== EXTRACTED RECORDS ==
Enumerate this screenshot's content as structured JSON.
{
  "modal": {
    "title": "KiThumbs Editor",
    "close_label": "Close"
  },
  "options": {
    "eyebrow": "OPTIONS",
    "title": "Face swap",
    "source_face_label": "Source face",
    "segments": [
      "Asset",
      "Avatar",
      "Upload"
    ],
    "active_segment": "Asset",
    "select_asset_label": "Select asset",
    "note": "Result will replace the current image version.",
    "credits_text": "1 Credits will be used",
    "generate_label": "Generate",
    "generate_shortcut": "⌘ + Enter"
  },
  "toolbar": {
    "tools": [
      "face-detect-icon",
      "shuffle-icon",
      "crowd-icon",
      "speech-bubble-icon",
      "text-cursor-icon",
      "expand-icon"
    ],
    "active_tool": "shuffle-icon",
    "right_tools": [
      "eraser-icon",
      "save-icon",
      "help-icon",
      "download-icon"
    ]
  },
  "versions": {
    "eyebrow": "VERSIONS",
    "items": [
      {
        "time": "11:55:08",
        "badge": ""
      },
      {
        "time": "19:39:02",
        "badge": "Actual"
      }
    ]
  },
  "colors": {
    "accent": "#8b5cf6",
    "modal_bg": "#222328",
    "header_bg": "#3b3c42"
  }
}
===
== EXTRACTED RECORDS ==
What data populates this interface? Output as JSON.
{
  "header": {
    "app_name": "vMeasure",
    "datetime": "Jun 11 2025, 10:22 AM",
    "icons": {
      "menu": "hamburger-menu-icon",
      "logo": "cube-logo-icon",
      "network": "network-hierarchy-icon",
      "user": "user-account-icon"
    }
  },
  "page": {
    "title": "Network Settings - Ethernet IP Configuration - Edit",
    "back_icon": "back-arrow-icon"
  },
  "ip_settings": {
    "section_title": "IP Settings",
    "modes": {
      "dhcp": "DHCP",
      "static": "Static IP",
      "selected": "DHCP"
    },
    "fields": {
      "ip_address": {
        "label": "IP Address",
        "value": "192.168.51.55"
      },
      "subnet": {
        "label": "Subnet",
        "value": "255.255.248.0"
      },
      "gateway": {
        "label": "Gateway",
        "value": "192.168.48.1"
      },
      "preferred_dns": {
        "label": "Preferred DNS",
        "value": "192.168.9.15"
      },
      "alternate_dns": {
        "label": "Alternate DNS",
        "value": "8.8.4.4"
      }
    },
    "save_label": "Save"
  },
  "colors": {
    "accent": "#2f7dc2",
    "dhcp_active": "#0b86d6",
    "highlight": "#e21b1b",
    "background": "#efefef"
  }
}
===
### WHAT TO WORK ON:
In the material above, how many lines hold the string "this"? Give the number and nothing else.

### YOUR RESPONSE:
2